The SAGA FURS® trademark, exclusively used by the Finnish Fur Sales auction house, includes pelt traceability up to the production farm. All SAGA FURS® range pelts also are part of the international Origin Assured programme (OA™).

More information on www.sagafurs.com.



North America is blessed with an abundance of natural resources including many species of wildlife. Over 65,000 people are involved in the Canadian fur trade, including some 60,000 Canadian First Nations and non-native trappers. These people and their families rely on animals for both food and income. Above all, they respect nature and want the animals to be there for their children, their grandchildren and for many more generations to come.
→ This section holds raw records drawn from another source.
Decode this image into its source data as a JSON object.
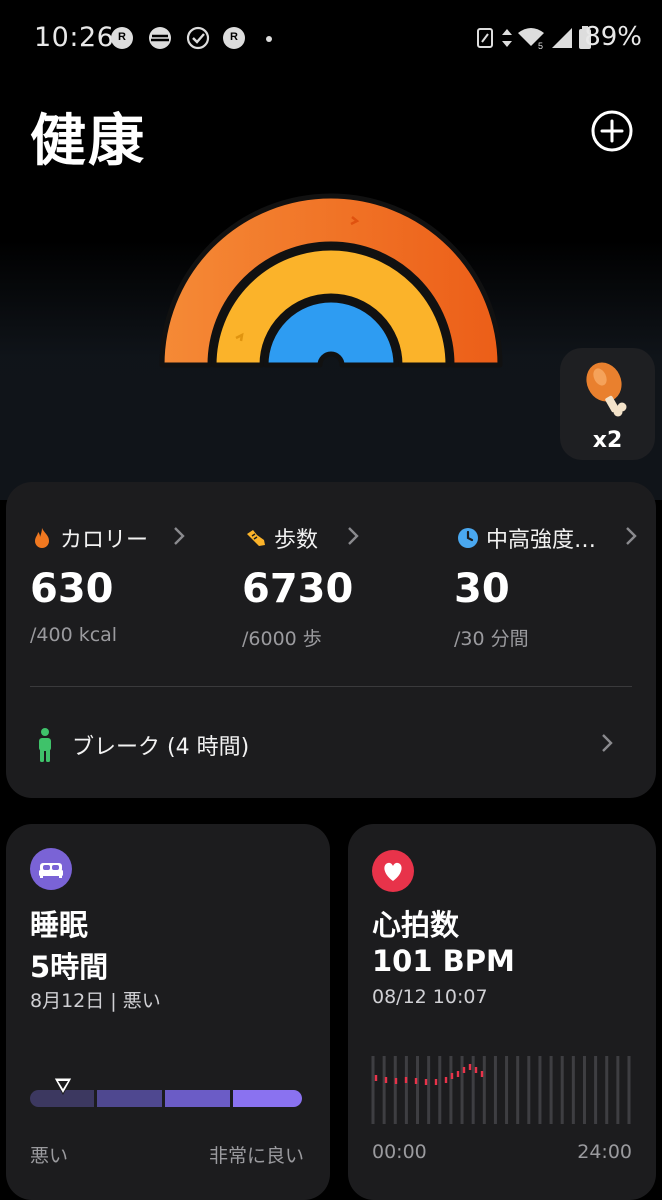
{
  "status_bar": {
    "time": "10:26",
    "battery": "89%",
    "notification_icons": [
      "rakuten-link-icon",
      "tracker-icon",
      "check-icon",
      "rakuten-link-icon"
    ],
    "system_icons": [
      "nfc-icon",
      "data-arrows-icon",
      "wifi-icon",
      "signal-icon",
      "battery-icon"
    ]
  },
  "header": {
    "title": "健康",
    "add_icon": "plus-circle-icon"
  },
  "rings": {
    "colors": {
      "outer": "#F07820",
      "middle": "#FBB32A",
      "inner": "#2E9CF2"
    }
  },
  "badge": {
    "multiplier": "x2",
    "icon": "drumstick-icon"
  },
  "summary": {
    "stats": [
      {
        "icon": "flame-icon",
        "label": "カロリー",
        "value": "630",
        "goal": "/400 kcal",
        "color": "#F07820"
      },
      {
        "icon": "shoe-icon",
        "label": "歩数",
        "value": "6730",
        "goal": "/6000 歩",
        "color": "#FBB32A"
      },
      {
        "icon": "clock-icon",
        "label": "中高強度…",
        "value": "30",
        "goal": "/30 分間",
        "color": "#4AA8F0"
      }
    ],
    "break": {
      "icon": "person-standing-icon",
      "label": "ブレーク (4 時間)"
    }
  },
  "sleep": {
    "icon": "bed-icon",
    "title": "睡眠",
    "value": "5時間",
    "date": "8月12日 | 悪い",
    "quality_fraction": 0.12,
    "scale_left": "悪い",
    "scale_right": "非常に良い"
  },
  "heart": {
    "icon": "heart-icon",
    "title": "心拍数",
    "value": "101 BPM",
    "timestamp": "08/12 10:07",
    "axis_start": "00:00",
    "axis_end": "24:00"
  }
}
Trapping is highly regulated in North America to ensure long-term conservation of furbearer populations, and trappers also use methods that meet the highest animal welfare standards in the world. The Canadian Trap Certification Protocol uses parameters of trap efficiency, humaneness and safety to approve traps for use in Canadian trapping and furbearer management programs. Since the early 1900s, scientific research and government regulations have ensured that trapping (for fur, habitat protection or other purposes) is carefully controlled. Trappers take only part of the surplus that nature produces each year. Endangered species are never used. The fur trade is, in fact, an excellent example of the sustainable use of renewable resources, a principle promoted by conservation groups around the world. The continued abundance of North American furbearers shows the care and commitment of trappers, conservation groups and government wildlife agencies.


Our coyote furs are supplied by NAFA FURS™ and are Origin Assured (OA™).

More information on www.nafa.ca.




The rabbit fur we use is a by-product of the food industry. Our sheep fur products do not come from animals protected by CITES (the Convention on International Trade in Endangered Species of Wild Fauna and Flora), but from farmed multiple-purpose sheep that are kept in herds. Furthermore, the skins have not been tanned with whale or other cetacean oils.